A recent comment made to a posted essay by DB of DB's Medical Rants spoke of a term I had not heard before, namely aleatoric uncertainty. But with the web one can quickly learn that it is merely another term for our old friend- random or stochastic uncertainty or variation.
One can talk abut two types of uncertainty. Stochastic is the random or some would say inherent or irreducible uncertainty. The other is Epistemic uncertainty which is that related to incomplete or inadequate information.
At least some of the former type of uncertainty can disappear as knowledge becomes more complete and adequate.
This intro gives me a chance to quote one of my favorite insights borrowed from others namely the thought experiment described by Dr. Steve Goodman of Johns Hopkins which I have talked about before.
Here is my paraphrased version of it which is supposed to elucidate the difference between the stochastic and the deterministic:
Mr. Jones is faced with the need for surgery.The particular procedure is generally accepted to pose a 15% risk of death. Let us magically produce 100 clones of Mr. Jones. When they all undergo surgery, what will happen? In the random process model ( stochastic interpretation) , 15 will die but we cannot tell beforehand who they will be. In the deterministic model, either all 100 will live or all 100 will die depending on whether Mr. J. and all his clones have or do not have some biochemical or physiological condition(s) that is/are in fact what causes the mortality risk of the procedure.

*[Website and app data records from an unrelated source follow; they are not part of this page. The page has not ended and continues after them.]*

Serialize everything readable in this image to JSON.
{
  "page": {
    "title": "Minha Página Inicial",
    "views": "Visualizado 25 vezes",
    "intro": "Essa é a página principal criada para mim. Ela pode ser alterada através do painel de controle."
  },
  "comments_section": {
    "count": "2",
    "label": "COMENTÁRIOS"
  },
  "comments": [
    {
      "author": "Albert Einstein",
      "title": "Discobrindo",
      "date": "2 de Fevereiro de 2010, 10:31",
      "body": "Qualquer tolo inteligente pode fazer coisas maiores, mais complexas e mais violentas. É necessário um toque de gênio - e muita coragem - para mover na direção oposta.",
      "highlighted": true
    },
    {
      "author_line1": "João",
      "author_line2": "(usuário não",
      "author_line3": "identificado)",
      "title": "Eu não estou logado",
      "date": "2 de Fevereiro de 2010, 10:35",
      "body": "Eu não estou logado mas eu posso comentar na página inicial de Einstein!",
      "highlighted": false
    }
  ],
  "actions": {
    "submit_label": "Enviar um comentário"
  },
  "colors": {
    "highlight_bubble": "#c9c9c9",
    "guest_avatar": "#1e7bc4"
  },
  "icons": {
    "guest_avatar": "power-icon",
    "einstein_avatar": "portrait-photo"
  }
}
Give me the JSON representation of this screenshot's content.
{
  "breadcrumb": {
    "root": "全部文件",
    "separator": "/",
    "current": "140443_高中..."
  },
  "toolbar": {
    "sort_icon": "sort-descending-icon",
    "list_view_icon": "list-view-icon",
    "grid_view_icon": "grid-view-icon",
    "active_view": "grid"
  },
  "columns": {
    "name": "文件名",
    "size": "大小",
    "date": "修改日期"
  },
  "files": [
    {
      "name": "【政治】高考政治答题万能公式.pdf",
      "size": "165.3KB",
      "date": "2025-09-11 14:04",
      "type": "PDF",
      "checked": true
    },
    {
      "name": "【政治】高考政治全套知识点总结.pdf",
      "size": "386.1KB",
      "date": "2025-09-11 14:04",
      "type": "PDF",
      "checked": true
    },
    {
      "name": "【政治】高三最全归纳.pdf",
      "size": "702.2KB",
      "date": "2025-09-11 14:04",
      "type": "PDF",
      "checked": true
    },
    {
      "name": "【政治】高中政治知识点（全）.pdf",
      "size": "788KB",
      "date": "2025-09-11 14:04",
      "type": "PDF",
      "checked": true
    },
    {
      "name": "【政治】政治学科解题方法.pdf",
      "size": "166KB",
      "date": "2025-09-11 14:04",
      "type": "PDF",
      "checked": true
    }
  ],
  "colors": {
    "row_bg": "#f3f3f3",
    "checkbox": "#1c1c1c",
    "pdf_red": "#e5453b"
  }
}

If we learn the reason for the death some or all of the uncertainty vanishes.Before it was learned that about 1 out of 300 people have a single nucleotide polymorphism (leading to TMPT deficiency, and toxic accumulation of 6MP type drugs) no one could predict which child with ALL treated with 6MP would experience catastrophic bone marrow failure. Now with at least this mechanism in our knowledge base, patients can be tested for TMPT deficiency and those who are deficient can be safely treated with a lower dose. Knowledge of the mechanism shrinks the level of stochastic or random uncertainty. The more we know, the fewer are the circumstances that appear to be random. But even as we learn more "mechanisms" we still have the issue of how to apply aggregate data to the individual even though more and more we hear about genetic perturbations that strongly influence and sometimes apparently even determine the response of various tumors to chemotherapy.
The British physician- author, Kieran Sweeney, writes about this age old problem of "balancing the general with the particular" in his book "Complexity in Primary Care".
In this balancing act, a force that may push the clinician in the wrong direction is the lure of the "ecological fallacy". Sweeny writes"
With the advent of evidence-based medicine, clinicians were encouraged to interpolate from population data to individuals. In so doing, however, we were at the mercy of the ecological fallacy-assuming that any and all conclusions derived from population data could be applied to individuals in the data set.
No where did (does) this appear more glaring than in the large number of drug company driven, medical education company arranged "CMEoid" dinner experiences in which practitioners (docs and mid-levels alike) are exhorted to treat to goal, whether this be blood pressure or HbA1C or whatever else. Previously the big guns that were hyped to get the blood sugar down were the glitazones now less so and I see invitations coming in for drugs that are attempting to favorably harness the integrin family. For an interesting and thoughtful take on the basis ( or lack of same) for treating cholesterol to goal see this recent essay by Dr. Howard Body.